Jealous partners might text, call or email constantly or ask for their partner's passwords and look over their date's shoulder to view who is sending messages.
A survey found that more than one of every three middle-school students has been a victim of this type of psychological dating violence.
However, those teens that haven’t been so lucky, who have witnessed physical or emotional abuse, alcohol or drug abuse, lack of respect, anger, and other bad examples will likely follow.
Worse, peers and the media, including social media, also influence teens.
Teens who are victims of dating violence are more likely to have problems with school, substance abuse, depression and social experiences, according to a recent study. The AAP urges parents to talk to their children about healthy relationships in middle school, before dating starts.
This is particularly important for preteens who see intimate partner violence at home.
She will stay in the relationship, and often even do things sexually that she’s not really comfortable with, just to feel loved or more popular. What should you be doing as a parent to make sure your son or daughter is not causing harm or being subjected to abuse?
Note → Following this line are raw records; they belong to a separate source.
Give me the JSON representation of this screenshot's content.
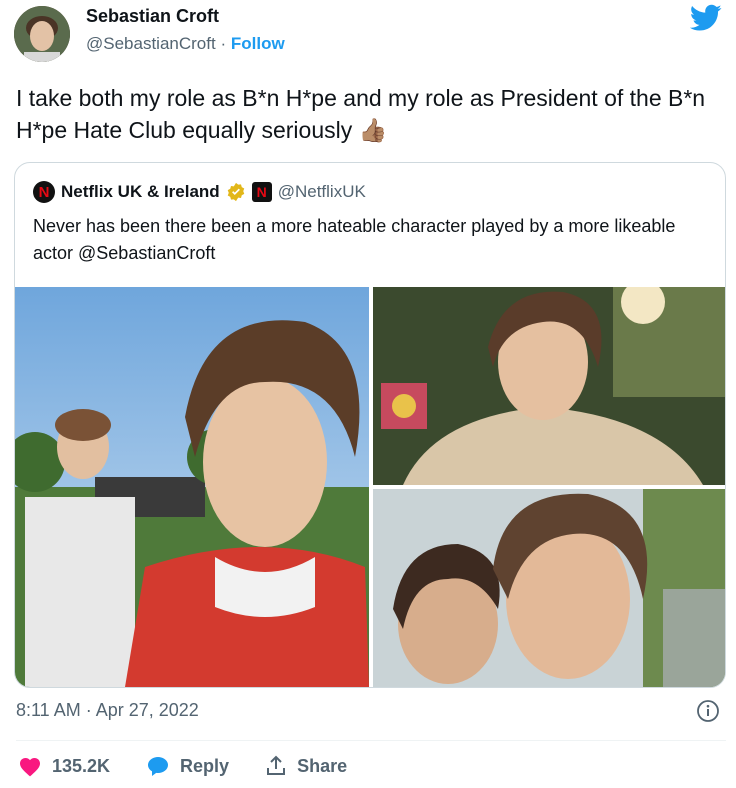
{
  "author": {
    "name": "Sebastian Croft",
    "handle": "@SebastianCroft",
    "separator": "·",
    "follow_label": "Follow"
  },
  "tweet": {
    "text": "I take both my role as B*n H*pe and my role as President of the B*n H*pe Hate Club equally seriously 👍🏽"
  },
  "quote": {
    "name": "Netflix UK & Ireland",
    "handle": "@NetflixUK",
    "logo_letter": "N",
    "text": "Never has been there been a more hateable character played by a more likeable actor @SebastianCroft"
  },
  "meta": {
    "time": "8:11 AM · Apr 27, 2022"
  },
  "actions": {
    "like_count": "135.2K",
    "reply_label": "Reply",
    "share_label": "Share"
  },
  "colors": {
    "accent": "#1d9bf0",
    "like": "#f91880",
    "muted": "#536471"
  }
}
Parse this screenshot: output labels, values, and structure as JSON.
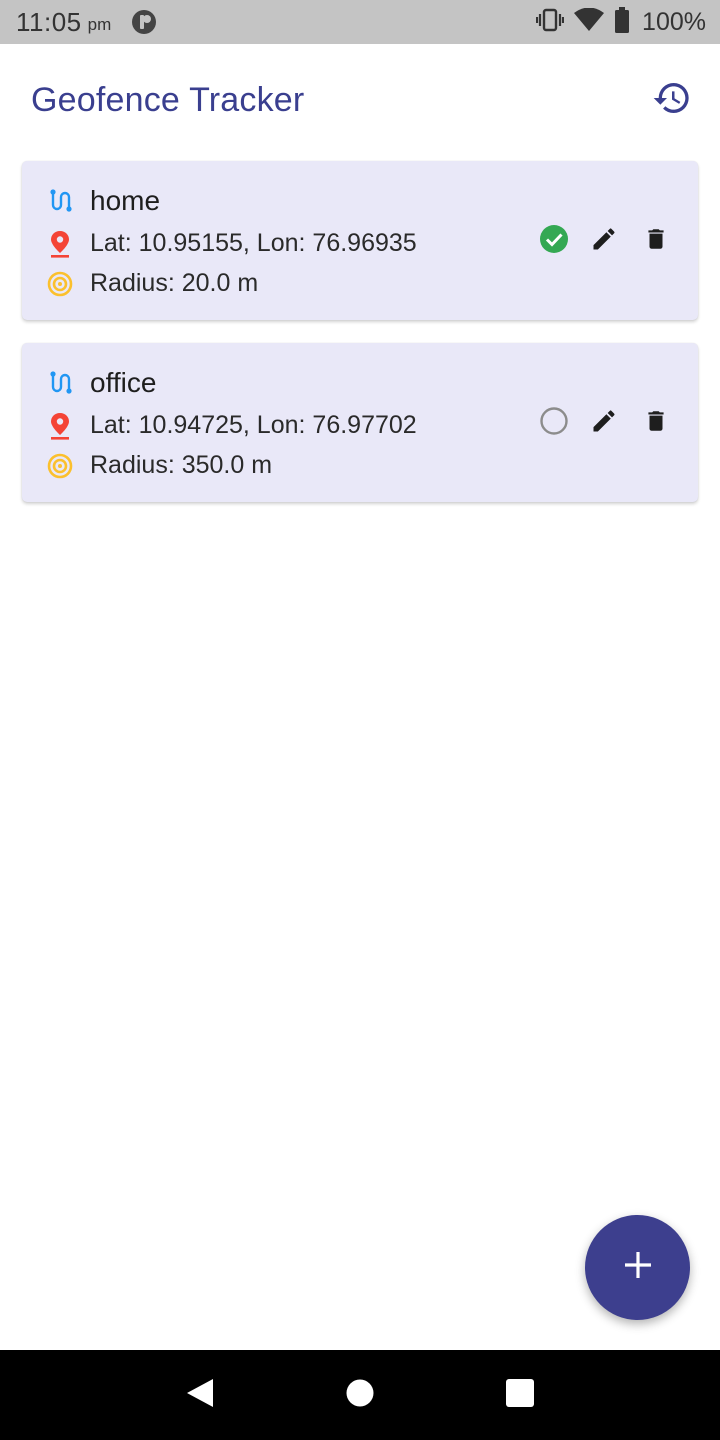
{
  "status_bar": {
    "time": "11:05",
    "ampm": "pm",
    "battery": "100%",
    "icons": [
      "app-notification-icon",
      "vibrate-icon",
      "wifi-icon",
      "battery-icon"
    ]
  },
  "app_bar": {
    "title": "Geofence Tracker",
    "action_icon": "history-icon"
  },
  "geofences": [
    {
      "name": "home",
      "latlon": "Lat: 10.95155, Lon: 76.96935",
      "radius": "Radius: 20.0 m",
      "active": true
    },
    {
      "name": "office",
      "latlon": "Lat: 10.94725, Lon: 76.97702",
      "radius": "Radius: 350.0 m",
      "active": false
    }
  ],
  "fab": {
    "icon": "add-icon"
  },
  "nav": {
    "icons": [
      "back-icon",
      "home-icon",
      "recents-icon"
    ]
  },
  "colors": {
    "primary": "#3d3f8e",
    "title": "#3a3f8f",
    "card_bg": "#e9e8f8",
    "active_check": "#34a853",
    "route_icon": "#2196f3",
    "location_icon": "#f44336",
    "radius_icon": "#fbc02d"
  }
}
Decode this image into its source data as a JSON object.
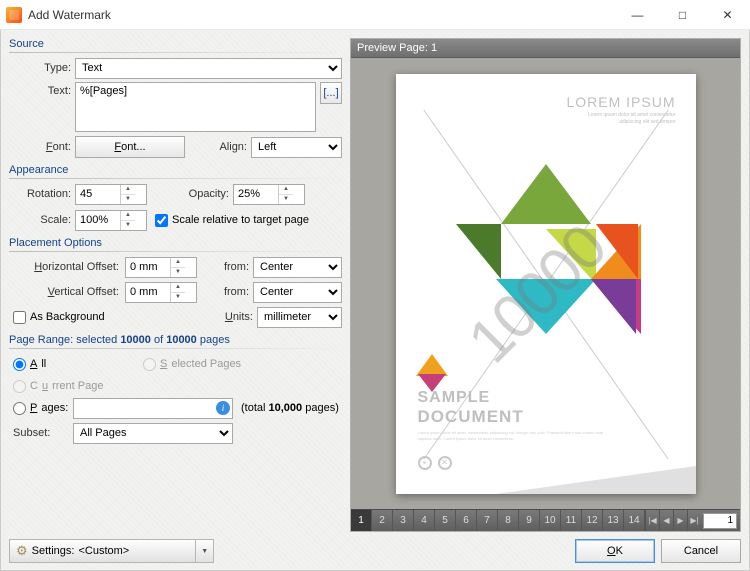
{
  "window": {
    "title": "Add Watermark"
  },
  "source": {
    "heading": "Source",
    "type_label": "Type:",
    "type_value": "Text",
    "text_label": "Text:",
    "text_value": "%[Pages]",
    "macro_btn": "[...]",
    "font_label": "Font:",
    "font_btn": "Font...",
    "align_label": "Align:",
    "align_value": "Left"
  },
  "appearance": {
    "heading": "Appearance",
    "rotation_label": "Rotation:",
    "rotation_value": "45",
    "opacity_label": "Opacity:",
    "opacity_value": "25%",
    "scale_label": "Scale:",
    "scale_value": "100%",
    "scale_relative_label": "Scale relative to target page",
    "scale_relative_checked": true
  },
  "placement": {
    "heading": "Placement Options",
    "hoff_label": "Horizontal Offset:",
    "hoff_value": "0 mm",
    "voff_label": "Vertical Offset:",
    "voff_value": "0 mm",
    "from_label": "from:",
    "hfrom_value": "Center",
    "vfrom_value": "Center",
    "asbg_label": "As Background",
    "asbg_checked": false,
    "units_label": "Units:",
    "units_value": "millimeter"
  },
  "range": {
    "heading": "Page Range: selected 10000 of 10000 pages",
    "all": "All",
    "selected_pages": "Selected Pages",
    "current_page": "Current Page",
    "pages": "Pages:",
    "pages_value": "",
    "total_label": "(total 10,000 pages)",
    "subset_label": "Subset:",
    "subset_value": "All Pages",
    "checked": "all"
  },
  "preview": {
    "heading": "Preview Page: 1",
    "lorem_title": "LOREM IPSUM",
    "sample1": "SAMPLE",
    "sample2": "DOCUMENT",
    "watermark_text": "10000",
    "pages": [
      "1",
      "2",
      "3",
      "4",
      "5",
      "6",
      "7",
      "8",
      "9",
      "10",
      "11",
      "12",
      "13",
      "14"
    ],
    "page_input": "1"
  },
  "footer": {
    "settings_label": "Settings:",
    "settings_value": "<Custom>",
    "ok": "OK",
    "cancel": "Cancel"
  }
}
Lori Freson is a Licensed Marriage and Family Therapist in Southern California.
She has been working in the mental health field since 1997, and has been a licensed therapist since 2002.
Parents are a teenager's primary source of information and guidance in matters of sex, sexuality, dating and love.
"The Talk" should be an ongoing series of discussions that take place whenever your teenager has a question concerning sex or whenever a "teachable moment" presents itself.